Costs range from $3,500 for a single survey to $60,000 for a top-flight system (which runs on MS DOS) and training for districts that want to become more self-sufficient.

“When you try to find out what people are thinking, you accomplish two things,” said Roger Pawley, chief executive officer of Voice Poll. “First, you’re improving your relationship with them, and secondly, you’re getting information. With this technology, we’re translating that effect across hundreds of thousands of people very quickly and economically.”

The downside? Since respondents aren’t randomly selected, results can’t be validated as representative of the entire survey pool. So, while Voice Poll is an incredibly useful, two-way communication tool, it doesn’t replace other forms of research, including focus groups, telephone polls, and paper and pencil surveys.

“I always tell my clients that the primary purpose of this tool is for listening, trust-building, and communication, not research,” said Lyn Chambers, APR, president of A la Carte Communications in Littleton, Colorado.

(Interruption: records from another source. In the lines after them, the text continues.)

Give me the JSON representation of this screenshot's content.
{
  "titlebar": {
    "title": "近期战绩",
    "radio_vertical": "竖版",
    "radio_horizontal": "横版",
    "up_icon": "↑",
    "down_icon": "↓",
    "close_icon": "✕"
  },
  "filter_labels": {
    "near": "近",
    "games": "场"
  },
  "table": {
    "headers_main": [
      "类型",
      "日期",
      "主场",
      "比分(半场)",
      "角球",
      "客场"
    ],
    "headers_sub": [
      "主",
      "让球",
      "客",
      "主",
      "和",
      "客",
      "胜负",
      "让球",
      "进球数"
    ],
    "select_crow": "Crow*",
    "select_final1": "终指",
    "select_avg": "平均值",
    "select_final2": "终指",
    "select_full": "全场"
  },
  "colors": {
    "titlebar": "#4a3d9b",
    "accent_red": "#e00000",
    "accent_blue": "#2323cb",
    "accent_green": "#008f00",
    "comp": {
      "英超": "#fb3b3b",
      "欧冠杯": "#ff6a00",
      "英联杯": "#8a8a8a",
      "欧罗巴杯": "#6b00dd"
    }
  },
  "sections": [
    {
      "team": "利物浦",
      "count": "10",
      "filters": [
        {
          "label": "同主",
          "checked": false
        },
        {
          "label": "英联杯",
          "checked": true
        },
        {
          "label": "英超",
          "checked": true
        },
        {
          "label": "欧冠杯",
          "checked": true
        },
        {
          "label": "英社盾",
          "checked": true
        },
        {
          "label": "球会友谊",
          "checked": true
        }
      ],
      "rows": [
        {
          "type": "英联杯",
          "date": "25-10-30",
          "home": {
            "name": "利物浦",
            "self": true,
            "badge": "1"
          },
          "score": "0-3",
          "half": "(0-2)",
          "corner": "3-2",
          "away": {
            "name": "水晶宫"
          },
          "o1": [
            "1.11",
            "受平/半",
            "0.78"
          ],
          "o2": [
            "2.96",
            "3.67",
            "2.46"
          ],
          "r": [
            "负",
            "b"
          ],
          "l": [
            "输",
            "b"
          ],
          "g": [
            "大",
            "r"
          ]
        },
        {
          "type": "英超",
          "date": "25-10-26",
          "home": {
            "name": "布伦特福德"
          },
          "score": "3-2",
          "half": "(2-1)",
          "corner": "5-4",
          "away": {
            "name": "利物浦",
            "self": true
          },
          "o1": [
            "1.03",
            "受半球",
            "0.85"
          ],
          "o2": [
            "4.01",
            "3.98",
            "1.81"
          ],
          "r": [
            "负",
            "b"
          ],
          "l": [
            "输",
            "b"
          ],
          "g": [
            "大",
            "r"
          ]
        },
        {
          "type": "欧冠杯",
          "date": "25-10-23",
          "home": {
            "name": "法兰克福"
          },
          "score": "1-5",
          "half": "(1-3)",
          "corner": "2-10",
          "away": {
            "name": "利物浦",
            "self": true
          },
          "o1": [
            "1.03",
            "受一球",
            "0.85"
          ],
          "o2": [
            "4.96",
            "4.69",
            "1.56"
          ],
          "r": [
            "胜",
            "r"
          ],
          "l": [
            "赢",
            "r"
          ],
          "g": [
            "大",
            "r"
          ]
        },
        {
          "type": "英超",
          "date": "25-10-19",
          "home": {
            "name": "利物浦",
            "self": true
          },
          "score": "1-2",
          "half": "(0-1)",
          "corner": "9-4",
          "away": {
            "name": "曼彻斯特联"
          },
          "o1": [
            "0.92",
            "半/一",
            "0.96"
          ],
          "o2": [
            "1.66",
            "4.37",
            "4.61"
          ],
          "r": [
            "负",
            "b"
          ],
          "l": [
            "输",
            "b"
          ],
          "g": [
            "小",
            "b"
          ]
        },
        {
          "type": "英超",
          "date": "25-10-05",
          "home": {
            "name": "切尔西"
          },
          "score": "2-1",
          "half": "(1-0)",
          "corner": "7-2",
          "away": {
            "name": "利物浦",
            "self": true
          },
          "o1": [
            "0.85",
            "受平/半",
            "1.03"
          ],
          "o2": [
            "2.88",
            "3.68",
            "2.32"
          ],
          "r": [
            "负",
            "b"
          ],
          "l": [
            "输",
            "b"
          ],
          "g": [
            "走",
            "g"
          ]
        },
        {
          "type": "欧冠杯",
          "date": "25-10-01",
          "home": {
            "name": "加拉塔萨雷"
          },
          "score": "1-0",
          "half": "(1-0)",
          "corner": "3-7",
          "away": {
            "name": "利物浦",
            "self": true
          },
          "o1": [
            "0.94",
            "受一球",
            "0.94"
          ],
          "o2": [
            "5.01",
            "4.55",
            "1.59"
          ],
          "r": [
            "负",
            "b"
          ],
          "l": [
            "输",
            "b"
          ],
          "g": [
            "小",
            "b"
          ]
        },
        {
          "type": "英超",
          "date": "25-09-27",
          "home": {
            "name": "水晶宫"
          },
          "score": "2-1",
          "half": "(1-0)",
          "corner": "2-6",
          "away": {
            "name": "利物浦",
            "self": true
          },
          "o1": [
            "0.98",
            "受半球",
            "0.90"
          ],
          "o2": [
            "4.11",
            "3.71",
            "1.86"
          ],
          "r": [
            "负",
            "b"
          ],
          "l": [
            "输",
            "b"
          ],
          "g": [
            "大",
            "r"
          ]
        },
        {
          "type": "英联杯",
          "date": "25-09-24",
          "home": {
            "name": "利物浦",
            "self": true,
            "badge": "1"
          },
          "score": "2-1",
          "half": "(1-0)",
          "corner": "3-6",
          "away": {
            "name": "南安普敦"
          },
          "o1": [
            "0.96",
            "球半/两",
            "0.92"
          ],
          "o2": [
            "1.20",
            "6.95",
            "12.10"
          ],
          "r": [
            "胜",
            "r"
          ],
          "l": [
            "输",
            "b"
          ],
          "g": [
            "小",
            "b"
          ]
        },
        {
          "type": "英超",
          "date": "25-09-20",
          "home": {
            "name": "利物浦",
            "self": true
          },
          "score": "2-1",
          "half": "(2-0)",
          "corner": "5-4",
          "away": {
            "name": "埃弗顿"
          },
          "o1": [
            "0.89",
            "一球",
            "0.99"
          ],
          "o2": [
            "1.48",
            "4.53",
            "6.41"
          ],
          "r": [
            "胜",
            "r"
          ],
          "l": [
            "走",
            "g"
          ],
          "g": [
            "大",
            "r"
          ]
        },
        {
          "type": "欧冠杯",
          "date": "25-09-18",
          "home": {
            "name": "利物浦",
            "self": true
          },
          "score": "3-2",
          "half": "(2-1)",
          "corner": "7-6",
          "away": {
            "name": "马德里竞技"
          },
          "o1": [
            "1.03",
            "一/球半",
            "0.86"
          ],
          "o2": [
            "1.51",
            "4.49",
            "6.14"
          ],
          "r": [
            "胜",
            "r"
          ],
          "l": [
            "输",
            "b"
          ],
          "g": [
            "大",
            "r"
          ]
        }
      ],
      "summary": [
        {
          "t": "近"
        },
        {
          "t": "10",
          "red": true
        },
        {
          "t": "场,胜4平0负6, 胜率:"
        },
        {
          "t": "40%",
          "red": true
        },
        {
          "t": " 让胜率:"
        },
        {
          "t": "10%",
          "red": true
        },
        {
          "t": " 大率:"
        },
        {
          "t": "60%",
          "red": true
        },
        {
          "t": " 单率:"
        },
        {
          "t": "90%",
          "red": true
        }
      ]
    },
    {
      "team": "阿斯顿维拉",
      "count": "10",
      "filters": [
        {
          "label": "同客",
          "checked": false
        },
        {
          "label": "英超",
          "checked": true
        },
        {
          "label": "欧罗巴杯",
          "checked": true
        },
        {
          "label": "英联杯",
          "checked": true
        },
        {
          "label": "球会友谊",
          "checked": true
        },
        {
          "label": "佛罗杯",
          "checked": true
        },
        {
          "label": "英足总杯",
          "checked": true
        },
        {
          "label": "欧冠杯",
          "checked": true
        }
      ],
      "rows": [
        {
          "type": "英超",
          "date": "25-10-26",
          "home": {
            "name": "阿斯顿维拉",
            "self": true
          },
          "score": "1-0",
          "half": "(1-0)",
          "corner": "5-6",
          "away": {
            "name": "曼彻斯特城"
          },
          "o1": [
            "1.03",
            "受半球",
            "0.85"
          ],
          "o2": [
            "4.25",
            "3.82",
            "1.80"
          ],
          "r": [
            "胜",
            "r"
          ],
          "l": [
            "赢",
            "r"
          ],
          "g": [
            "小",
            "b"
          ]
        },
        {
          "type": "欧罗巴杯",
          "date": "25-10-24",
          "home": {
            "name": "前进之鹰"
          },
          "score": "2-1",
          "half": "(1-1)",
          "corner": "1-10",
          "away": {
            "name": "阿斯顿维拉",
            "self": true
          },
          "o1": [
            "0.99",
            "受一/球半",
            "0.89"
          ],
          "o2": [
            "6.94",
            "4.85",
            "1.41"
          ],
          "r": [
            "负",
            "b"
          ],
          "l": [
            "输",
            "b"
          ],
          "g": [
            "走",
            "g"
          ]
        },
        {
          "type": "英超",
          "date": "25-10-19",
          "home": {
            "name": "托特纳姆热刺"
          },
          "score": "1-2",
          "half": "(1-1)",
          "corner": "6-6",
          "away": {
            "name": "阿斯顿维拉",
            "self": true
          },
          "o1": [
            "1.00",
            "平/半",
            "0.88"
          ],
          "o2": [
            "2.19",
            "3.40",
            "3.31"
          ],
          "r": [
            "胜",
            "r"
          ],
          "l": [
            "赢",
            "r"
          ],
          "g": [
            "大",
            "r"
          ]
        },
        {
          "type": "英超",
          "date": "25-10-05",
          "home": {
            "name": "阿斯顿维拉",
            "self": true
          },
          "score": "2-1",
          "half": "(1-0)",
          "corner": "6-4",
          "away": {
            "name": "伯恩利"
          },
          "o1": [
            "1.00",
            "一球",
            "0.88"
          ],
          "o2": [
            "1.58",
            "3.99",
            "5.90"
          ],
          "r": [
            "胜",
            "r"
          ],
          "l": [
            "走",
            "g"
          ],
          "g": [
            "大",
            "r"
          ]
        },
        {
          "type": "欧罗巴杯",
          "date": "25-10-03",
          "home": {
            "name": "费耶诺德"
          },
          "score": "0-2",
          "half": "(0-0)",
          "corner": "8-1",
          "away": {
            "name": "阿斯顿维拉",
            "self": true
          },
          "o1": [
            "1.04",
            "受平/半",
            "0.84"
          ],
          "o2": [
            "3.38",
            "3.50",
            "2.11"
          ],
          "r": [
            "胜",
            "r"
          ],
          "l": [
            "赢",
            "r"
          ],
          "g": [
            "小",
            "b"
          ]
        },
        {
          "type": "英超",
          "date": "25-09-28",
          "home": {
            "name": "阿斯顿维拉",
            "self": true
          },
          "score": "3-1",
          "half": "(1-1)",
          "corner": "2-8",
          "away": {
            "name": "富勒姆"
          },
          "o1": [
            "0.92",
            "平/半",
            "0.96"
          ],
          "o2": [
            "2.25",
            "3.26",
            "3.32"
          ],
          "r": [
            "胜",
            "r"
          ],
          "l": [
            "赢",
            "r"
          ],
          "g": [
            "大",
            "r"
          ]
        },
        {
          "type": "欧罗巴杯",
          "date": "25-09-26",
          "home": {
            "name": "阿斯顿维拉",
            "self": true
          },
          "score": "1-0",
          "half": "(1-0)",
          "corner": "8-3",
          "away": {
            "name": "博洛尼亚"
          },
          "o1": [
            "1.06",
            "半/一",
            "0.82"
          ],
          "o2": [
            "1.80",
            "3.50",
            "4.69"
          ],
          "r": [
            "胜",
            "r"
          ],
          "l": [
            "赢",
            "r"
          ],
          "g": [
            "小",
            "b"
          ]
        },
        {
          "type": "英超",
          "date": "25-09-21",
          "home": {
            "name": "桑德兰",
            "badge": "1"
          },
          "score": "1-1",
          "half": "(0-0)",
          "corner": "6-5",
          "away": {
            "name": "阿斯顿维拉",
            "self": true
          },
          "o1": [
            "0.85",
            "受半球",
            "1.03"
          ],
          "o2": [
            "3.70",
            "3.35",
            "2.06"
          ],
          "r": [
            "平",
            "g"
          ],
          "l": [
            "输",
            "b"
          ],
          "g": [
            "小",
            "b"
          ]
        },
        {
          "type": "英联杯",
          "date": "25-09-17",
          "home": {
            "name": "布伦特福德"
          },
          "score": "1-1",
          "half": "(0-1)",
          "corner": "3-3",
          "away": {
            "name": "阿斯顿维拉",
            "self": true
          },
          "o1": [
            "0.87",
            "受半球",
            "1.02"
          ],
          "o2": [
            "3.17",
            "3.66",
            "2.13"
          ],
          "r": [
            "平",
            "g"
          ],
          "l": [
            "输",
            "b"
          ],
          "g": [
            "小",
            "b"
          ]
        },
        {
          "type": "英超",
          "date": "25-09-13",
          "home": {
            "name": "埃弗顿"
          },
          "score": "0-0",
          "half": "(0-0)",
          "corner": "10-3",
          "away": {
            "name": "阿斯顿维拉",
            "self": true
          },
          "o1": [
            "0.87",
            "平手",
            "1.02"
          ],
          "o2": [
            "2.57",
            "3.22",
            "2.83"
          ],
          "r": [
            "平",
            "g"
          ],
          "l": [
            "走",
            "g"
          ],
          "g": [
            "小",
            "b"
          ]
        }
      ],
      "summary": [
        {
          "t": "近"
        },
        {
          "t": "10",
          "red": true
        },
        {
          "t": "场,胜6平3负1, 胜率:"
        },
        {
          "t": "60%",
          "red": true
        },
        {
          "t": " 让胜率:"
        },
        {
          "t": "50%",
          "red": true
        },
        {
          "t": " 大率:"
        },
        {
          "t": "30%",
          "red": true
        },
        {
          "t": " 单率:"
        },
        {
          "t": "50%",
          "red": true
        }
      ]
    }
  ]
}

A school PR veteran, Chamber’s firm specializes in educational communications, marketing, and public relations. “You need as many different forms of asking the community for advice and feedback as you can,” she said. “This happens to be a very visible, fast, and convenient tool for getting that feedback on a regular basis.”

In addition to community and public opinion polls, districts are using Voice Poll to gather feedback during community task force meetings, training sessions, student summits, and as part of the strategic planning process at both the school and district levels.

Phone banks and touch pads can be set up in high schools, shopping malls, church lobbies, libraries, grocery stores, video arcades, and senior citizen centers to capture hundreds of opinions in a compressed time period.

In the wake of the Littleton school shooting, some high schools also are looking at the system as a way to gain student insights into issues of safety and school climate.

“If you want to build trust, there are three things you need to do,” explained Barbacovi. “One, great two-way communication. Not one way; schools are so good at one way, but there has to be some sort of consistent feedback loop so parents can give info as well as get it. Two, easy access to information. And three, a sense of participation. We know that the more touches you make, the more ‘asks’ you make, the higher the trust level will be. There’s a very strong relation there.”


“Americans Unplugged: Citizens and Their Government.” The Council for Excellence in Government, 1301 K Street, NW, Suite 450 West, Washington, DC 20005, phone (202) 728-0418, fax (202) 728-0422.

Public Agenda Online, “Kids These Days,” “Cities, Suburbs and Schools: Would Citizens in Chicago, Cleveland and Milwaukee Support Greater Collaboration?” Deborah Wadsworth, Executive Director, 6 East 39th Street, New York, NY 10016-0112, phone (212) 686-6610, fax (212) 889-3461.


Voice Poll Communications, Roger Pawley, CEO, or Don Barbacovi, Director of Product Development, (800) 621-9785, roger@voicepoll.com or don@voicepoll.com.